[DATA PROVIDED]
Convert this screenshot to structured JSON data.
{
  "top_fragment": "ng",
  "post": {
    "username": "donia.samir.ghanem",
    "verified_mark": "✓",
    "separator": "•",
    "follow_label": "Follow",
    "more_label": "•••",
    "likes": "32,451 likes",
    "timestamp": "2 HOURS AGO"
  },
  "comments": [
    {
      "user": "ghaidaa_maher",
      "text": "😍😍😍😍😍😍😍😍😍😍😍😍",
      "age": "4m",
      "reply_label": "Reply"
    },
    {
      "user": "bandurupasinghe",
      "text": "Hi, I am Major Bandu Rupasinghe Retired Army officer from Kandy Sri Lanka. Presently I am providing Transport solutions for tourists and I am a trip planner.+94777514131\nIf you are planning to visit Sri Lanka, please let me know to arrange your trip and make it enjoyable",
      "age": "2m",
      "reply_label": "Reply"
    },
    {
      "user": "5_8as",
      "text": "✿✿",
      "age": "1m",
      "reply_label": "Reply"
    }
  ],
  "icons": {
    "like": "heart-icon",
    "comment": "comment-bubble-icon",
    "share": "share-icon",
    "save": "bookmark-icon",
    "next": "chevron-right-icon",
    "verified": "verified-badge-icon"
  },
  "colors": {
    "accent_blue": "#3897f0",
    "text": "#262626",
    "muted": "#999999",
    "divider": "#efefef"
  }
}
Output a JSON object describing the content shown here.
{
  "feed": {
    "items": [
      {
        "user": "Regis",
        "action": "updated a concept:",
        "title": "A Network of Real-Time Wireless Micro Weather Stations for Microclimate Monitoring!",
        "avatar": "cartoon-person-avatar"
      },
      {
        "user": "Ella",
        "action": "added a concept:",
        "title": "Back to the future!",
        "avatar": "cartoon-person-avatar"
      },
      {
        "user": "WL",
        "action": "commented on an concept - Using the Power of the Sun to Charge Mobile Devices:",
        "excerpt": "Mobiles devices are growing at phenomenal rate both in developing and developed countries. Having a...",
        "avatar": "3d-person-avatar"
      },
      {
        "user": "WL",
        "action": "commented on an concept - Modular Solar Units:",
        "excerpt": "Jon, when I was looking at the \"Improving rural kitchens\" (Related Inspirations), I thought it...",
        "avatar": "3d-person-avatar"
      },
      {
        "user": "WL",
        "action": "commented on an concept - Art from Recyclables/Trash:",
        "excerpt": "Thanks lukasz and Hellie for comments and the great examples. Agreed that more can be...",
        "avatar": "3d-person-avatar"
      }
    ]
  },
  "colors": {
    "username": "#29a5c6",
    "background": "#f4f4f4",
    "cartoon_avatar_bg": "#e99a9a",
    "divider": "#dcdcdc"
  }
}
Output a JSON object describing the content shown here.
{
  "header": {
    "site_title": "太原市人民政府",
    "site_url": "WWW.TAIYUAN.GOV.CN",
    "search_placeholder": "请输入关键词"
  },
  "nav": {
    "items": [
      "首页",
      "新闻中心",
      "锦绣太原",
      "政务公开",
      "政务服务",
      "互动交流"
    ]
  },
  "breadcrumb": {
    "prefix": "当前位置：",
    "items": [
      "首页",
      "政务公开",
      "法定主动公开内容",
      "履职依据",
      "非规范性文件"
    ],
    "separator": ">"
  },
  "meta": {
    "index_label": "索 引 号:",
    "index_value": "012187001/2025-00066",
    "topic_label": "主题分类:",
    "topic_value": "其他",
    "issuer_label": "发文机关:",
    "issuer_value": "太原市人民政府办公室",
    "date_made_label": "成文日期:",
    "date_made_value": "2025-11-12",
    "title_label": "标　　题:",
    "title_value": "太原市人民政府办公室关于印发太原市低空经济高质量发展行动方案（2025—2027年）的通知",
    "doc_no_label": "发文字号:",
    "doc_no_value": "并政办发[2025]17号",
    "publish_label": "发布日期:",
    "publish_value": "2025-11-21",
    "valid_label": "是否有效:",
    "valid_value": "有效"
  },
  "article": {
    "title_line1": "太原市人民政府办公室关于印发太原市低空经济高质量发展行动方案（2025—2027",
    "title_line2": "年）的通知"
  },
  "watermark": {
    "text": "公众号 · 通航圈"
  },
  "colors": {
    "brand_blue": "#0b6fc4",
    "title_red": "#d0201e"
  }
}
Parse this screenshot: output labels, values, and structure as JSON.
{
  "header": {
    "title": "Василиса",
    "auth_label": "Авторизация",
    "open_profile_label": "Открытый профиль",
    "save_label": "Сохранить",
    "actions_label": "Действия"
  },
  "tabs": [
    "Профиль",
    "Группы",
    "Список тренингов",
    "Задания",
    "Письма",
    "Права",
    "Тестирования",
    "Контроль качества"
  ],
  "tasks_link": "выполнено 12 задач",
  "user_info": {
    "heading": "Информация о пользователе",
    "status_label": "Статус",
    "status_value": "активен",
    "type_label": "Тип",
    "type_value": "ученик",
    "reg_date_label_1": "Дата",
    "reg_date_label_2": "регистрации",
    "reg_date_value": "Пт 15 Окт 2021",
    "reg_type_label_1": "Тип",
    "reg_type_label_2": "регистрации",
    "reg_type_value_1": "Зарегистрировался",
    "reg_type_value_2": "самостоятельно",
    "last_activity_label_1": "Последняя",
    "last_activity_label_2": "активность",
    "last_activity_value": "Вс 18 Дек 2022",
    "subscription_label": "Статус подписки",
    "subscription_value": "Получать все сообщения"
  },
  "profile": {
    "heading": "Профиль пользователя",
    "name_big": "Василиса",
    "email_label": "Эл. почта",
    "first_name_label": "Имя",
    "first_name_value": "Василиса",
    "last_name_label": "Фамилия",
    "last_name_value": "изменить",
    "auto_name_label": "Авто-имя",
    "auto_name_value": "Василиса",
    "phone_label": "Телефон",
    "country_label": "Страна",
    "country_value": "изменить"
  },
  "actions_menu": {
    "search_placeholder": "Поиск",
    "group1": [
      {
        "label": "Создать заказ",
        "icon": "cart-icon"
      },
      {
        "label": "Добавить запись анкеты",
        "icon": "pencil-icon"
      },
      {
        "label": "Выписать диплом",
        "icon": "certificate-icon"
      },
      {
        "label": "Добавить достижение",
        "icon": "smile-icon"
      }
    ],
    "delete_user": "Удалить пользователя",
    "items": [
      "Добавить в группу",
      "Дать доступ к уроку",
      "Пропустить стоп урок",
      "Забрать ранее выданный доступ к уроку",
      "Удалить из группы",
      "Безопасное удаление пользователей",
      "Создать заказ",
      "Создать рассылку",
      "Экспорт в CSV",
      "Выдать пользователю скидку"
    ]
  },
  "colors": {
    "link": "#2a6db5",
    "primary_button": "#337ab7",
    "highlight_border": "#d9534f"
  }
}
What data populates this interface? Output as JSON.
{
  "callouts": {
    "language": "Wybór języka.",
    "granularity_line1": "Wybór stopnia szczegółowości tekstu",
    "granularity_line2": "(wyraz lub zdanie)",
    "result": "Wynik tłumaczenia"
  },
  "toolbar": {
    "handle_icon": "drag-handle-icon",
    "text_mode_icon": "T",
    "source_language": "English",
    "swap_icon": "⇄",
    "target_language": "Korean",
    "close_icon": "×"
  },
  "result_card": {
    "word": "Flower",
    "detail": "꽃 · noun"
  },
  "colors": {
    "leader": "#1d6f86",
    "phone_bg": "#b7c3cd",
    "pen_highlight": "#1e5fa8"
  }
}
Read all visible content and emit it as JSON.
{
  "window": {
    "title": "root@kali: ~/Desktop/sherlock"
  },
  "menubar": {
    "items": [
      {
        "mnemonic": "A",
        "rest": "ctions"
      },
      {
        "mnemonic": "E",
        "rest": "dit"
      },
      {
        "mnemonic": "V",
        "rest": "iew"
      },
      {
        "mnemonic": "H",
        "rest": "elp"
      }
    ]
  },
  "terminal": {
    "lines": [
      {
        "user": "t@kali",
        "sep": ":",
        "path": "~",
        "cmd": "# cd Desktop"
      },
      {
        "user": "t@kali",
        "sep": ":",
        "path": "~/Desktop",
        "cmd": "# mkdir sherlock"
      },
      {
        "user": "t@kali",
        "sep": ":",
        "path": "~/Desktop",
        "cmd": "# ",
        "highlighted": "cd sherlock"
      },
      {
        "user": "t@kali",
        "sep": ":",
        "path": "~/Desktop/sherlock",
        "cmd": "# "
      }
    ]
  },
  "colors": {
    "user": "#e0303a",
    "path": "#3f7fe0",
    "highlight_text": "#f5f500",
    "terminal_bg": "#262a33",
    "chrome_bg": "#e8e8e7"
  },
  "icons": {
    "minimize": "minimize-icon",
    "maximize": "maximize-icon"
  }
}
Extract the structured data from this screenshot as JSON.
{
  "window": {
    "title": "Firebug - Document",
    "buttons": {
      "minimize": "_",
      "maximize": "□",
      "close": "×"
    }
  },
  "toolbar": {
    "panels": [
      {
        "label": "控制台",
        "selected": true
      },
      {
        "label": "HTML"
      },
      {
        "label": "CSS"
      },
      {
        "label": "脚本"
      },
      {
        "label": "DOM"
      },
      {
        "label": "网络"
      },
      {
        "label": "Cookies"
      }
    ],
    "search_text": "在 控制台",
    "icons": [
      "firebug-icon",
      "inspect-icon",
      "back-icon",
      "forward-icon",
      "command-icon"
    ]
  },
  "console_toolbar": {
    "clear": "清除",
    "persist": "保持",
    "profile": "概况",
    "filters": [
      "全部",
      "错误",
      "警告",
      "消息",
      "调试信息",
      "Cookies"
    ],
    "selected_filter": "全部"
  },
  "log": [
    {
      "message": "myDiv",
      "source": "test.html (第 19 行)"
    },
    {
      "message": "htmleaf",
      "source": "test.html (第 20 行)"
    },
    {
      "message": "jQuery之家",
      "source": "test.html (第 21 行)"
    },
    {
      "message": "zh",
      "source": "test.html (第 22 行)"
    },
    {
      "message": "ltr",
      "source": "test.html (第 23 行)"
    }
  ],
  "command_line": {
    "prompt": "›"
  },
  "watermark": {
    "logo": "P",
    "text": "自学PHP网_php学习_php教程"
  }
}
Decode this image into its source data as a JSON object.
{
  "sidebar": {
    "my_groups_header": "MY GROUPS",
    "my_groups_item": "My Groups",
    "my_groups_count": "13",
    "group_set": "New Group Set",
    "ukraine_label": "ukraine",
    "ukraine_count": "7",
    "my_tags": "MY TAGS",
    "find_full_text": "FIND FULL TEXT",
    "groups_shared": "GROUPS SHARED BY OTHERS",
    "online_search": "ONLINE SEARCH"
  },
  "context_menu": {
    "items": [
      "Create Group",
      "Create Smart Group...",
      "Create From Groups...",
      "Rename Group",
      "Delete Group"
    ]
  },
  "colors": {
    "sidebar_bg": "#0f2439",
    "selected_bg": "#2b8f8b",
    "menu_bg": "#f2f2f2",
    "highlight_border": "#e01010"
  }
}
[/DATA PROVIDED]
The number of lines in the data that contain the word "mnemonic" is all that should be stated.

4